Team:Gaston Day School


Kudzu’s tenacity stems from an extensive root system, climbing nature, large biomass turnover every growing cycle, and an ability to fix atmospheric nitrogen. Kudzu is also known to strangle or completely shade out plants growing in close proximity. In addition to these factors, kudzu contains active isoflavones, which is common in most legumes, and adds large amounts of litter to the soil, which interfere with the growth of some plants, including Bidens pilosa (Black-jack) and Lolium perenne (ryegrass). Pine oak acorns and some vegetables cannot survive near kudzu because the kudzu leaf extract has a strong inhibitory effect on germination. Due to these factors, only a few plants can survive in environments with kudzu.

Kudzu Leaves

Removal of Kudzu

In order to remove kudzu, farmers and power companies often have to spray harmful chemicals on their land. These chemicals, along with many other kudzu removal options, are expensive and can pose harmful effects to human health and the ecosystem.

Phytotoxin Phaseolotoxin

However, one strain of the bacterium Pseudomonas syringae has been found to specifically affect legumes by producing the phytotoxin phaseolotoxin (Lambert, 2019). Phytotoxin Phaseolotoxin can be cloned and expressed in E. coli. Phytotoxin Phaseolotoxin is a safer alternative solution to other toxins since it does not pose severe harm to humans, animals, crops, or the environment.



Our team plans to replicate the phaseolotoxin production pathway in E. coli and utilize the toxin as a more environmentally friendly option to remove kudzu. After the removal of kudzu, local endangered species can regrow without competition.


Additionally, we developed three models to simulate the spread of infectious plant diseases:

  1. Asian Soybean Rust using kudzu as a vector (Fabiszewski et al., 2010)
  2. Simulate the ROTCase production and activity under promoters with different strengths
  3. Predict the spread and management cost of kudzu in a local area (Aurambout & Endress, 2018).


Aguilera, S, Torre-Zavala, SD, Hernandez-Flores, JL, Murillo, J, Bravo, J, and Alvarez-Morales, A (2012). Expression of the Gene for Resistance to Phaseolotoxin (argK) Depends on the Activity of Genes phtABC in Pseudomonas syringae pv. phaseolicola. PLOSone 7(10):e46815

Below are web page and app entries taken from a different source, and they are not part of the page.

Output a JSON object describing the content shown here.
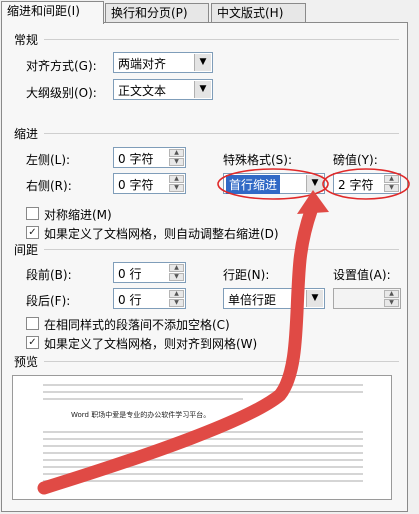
{
  "tabs": [
    "缩进和间距(I)",
    "换行和分页(P)",
    "中文版式(H)"
  ],
  "sections": {
    "general": "常规",
    "indent": "缩进",
    "spacing": "间距",
    "preview": "预览"
  },
  "general": {
    "alignment_label": "对齐方式(G):",
    "alignment_value": "两端对齐",
    "outline_label": "大纲级别(O):",
    "outline_value": "正文文本"
  },
  "indent": {
    "left_label": "左侧(L):",
    "left_value": "0 字符",
    "right_label": "右侧(R):",
    "right_value": "0 字符",
    "special_label": "特殊格式(S):",
    "special_value": "首行缩进",
    "by_label": "磅值(Y):",
    "by_value": "2 字符",
    "mirror_label": "对称缩进(M)",
    "mirror_checked": false,
    "auto_right_label": "如果定义了文档网格，则自动调整右缩进(D)",
    "auto_right_checked": true
  },
  "spacing": {
    "before_label": "段前(B):",
    "before_value": "0 行",
    "after_label": "段后(F):",
    "after_value": "0 行",
    "line_label": "行距(N):",
    "line_value": "单倍行距",
    "at_label": "设置值(A):",
    "at_value": "",
    "no_space_label": "在相同样式的段落间不添加空格(C)",
    "no_space_checked": false,
    "snap_grid_label": "如果定义了文档网格，则对齐到网格(W)",
    "snap_grid_checked": true
  },
  "preview_text": "Word 职场中爱是专业的办公软件学习平台。",
  "colors": {
    "annotation": "#e02a2a",
    "arrow": "#e04a45"
  }
}
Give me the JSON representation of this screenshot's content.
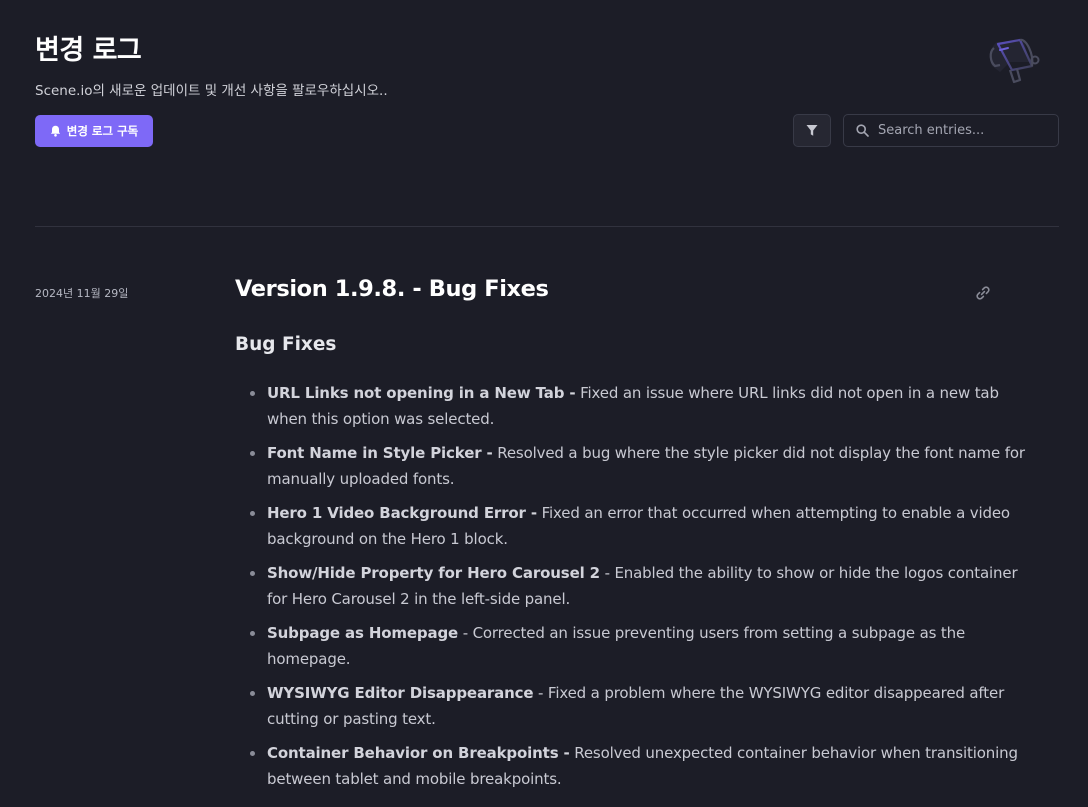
{
  "header": {
    "title": "변경 로그",
    "subtitle": "Scene.io의 새로운 업데이트 및 개선 사항을 팔로우하십시오..",
    "subscribe_label": "변경 로그 구독",
    "megaphone_icon": "megaphone-icon"
  },
  "toolbar": {
    "filter_icon": "filter-icon",
    "search_placeholder": "Search entries..."
  },
  "entry": {
    "date": "2024년 11월 29일",
    "title": "Version 1.9.8. - Bug Fixes",
    "section_heading": "Bug Fixes",
    "items": [
      {
        "name": "URL Links not opening in a New Tab -",
        "description": " Fixed an issue where URL links did not open in a new tab when this option was selected."
      },
      {
        "name": "Font Name in Style Picker -",
        "description": " Resolved a bug where the style picker did not display the font name for manually uploaded fonts."
      },
      {
        "name": "Hero 1 Video Background Error -",
        "description": " Fixed an error that occurred when attempting to enable a video background on the Hero 1 block."
      },
      {
        "name": "Show/Hide Property for Hero Carousel 2",
        "description": " - Enabled the ability to show or hide the logos container for Hero Carousel 2 in the left-side panel."
      },
      {
        "name": "Subpage as Homepage",
        "description": " - Corrected an issue preventing users from setting a subpage as the homepage."
      },
      {
        "name": "WYSIWYG Editor Disappearance",
        "description": " - Fixed a problem where the WYSIWYG editor disappeared after cutting or pasting text."
      },
      {
        "name": "Container Behavior on Breakpoints -",
        "description": " Resolved unexpected container behavior when transitioning between tablet and mobile breakpoints."
      }
    ]
  },
  "colors": {
    "background": "#1c1d27",
    "accent": "#7e69f7",
    "border": "#383a47"
  }
}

Aguilera, S, Lopez-Lopez, K, Nieto, Y, Garciduenas-Pina, R, Hernandez-Guzman, G, Hernandez-Florez, JL, Murillo, J, and Alvarez-Morales, A (2007). Functional Characterization of the Gene Cluster from Pseudomonas syringae pv. phaseolicola NPS3121 Involved in Synthesis of Phaseolotoxin. J Bacteriol. 189(7):2834-2843. Doi: 10.1128/JB.01845-06

Bachmann, P. D. A., Xu, R., Ratnapala, L., & Patil, S. (2004). Inhibitory effects of phaseolotoxin on proliferation of leukemia cells hl-60, k-562 and l1210 and pancreatic cells rin-m5f. Leukemia research, 28, 301–6.

Ferguson, A., & Johnston, J. (1980). Phaseolotoxin : Chlorosis, ornithine accumulation and inhibition of ornithine carbamoyltransferase in different plants. Physiological Plant Pathology, 16 (2), 269–275.

Guertin, Patrick & Denight, Michael & Gebhart, Dick & Nelson, Linda. (2008). Invasive Species Biology, Control, and Research. Part 1: Kudzu (Pueraria montana). 24.

Lambert iGEM Team. (2019). Hardware: Open Cell. Retrieved from

RASHID, M. H., ASAEDA, T., & UDDIN, M. N. (2010). Litter-mediated allelopathic effects of kudzu ( Pueraria montana) on Bidens pilosa and Lolium perenne and its persistence in soil. Weed Biology & Management, 10(1), 48–56.

NEWTON, C., NELSON, L., DEWALT, S., MIKHAILOVA, E., POST, C., SCHLAUTMAN, M., COX, S., BRIDGES, W., & HALL, K. (2008). Solarization for the control of Pueraria montana (kudzu). Weed Research, 48(5), 394–397.

Kudzu Background